EU in a Nutshell

I would not say that it is crucial that you have a major in business or politics in order to learn on the program at all. But with that said, it might make it more interesting if you have a major in either of those subjects, something related, or have an interest in politics or European business practices or what is currently happening with the euro. I'm an international business major, and while I have many friends at home who I think would be able to understand pretty easily what was being taught, I doubt a lot of the ones with non-related majors really care about the history of the EU an the future of the euro. So I'd say if you are interested in the topic, go for it! Just know that most people will probably have a business, Economics or political science related major. This does not give them any advantage though other than possibly having more background in subjects that are discussed on visits and so they can ask better questions.

Like with any trip, it's really what you make of it! We had free time frequently, but even when we didn't in neat places that we might have only visited briefly, we found ways to make free time. You have to be willing to go non stop for a month. If you blink you might miss something! We would get up early sometimes before visits and go to museums and would stay up late in order to experience the culture in other ways. Some of my favorite visits on the trip were going to the British parliament in Westminster and getting to meet with a member of parliament and visiting the European commission in Brussels. It was a neat time to go to Europe with everything going on with Greece, the euro, and the EU. If you went this year (or anytime in the next few years I'm sure) it would be as interesting if not more because you'd be a part of so much. I felt like I was a part of history in the making!

Outside activities were too many to name. I can think of random things I really enjoyed, but also I remember the towns in general and really liking certain ones based on their individual cultures. Of course I liked Paris (but I'm a French minor), I also loved London even though it doesn't have the food culture that most other cities have, but what I really enjoyed were smaller towns like Strasbourg. It just had such a different feel but there was still a lot to see and do. What I would highly suggest is if there is something in a city that you want to do, don't let anyone stop you. If a group doesn't want to do something, go off by yourself and do it! Of course you have to do this within reason and be smart about this though. When we were in Paris, I really wanted to go to the Montmartre area and see the moulin rouge and the sacre coeur and nobody else did.. So I navigated the metro and went by myself. It was one of my favorite things, I think partly because it was a memory all of my own and it made me feel empowered.

But really, the people in your group are what make the trip or break it. The hard thing is you can't find out how everyone will interact ahead of time. I didn't know anyone before the trip. There were 17 of us and only 4 were girls! Our professor said normally there's a lot more girls than guys though. I became really close to a bunch of people on the trip and I even met up with 4 people in Chicago this fall for a little reunion. I don't think it would've been as good of a trip if the group hadn't gotten along so well!

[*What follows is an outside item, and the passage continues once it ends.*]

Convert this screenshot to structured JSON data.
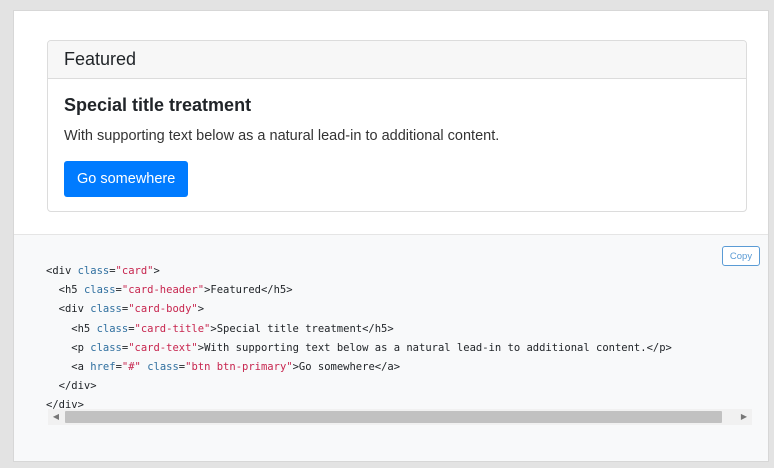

So my overall advice: Go on the trip! Its a once in a lifetime kind of thing, and you get to visit places that you might never have access to go to otherwise (EU buildings, US embassy, etc.). Look up some background information before on the EU and the current happenings. And don't waste time; if there isn't anything arranged for a day, don't sleep in or just sit around. Go out and explore and experience everything!

Also, if I were to change anything about my experience, I would have stayed in Europe longer. While at first a month seems long enough, it went by so fast and there's still a lot of places we didn't get to see. Some people in the group went to other places in Europe before or after and I envy them! You already have a plane ticket over there, so might as well get a little more for your money!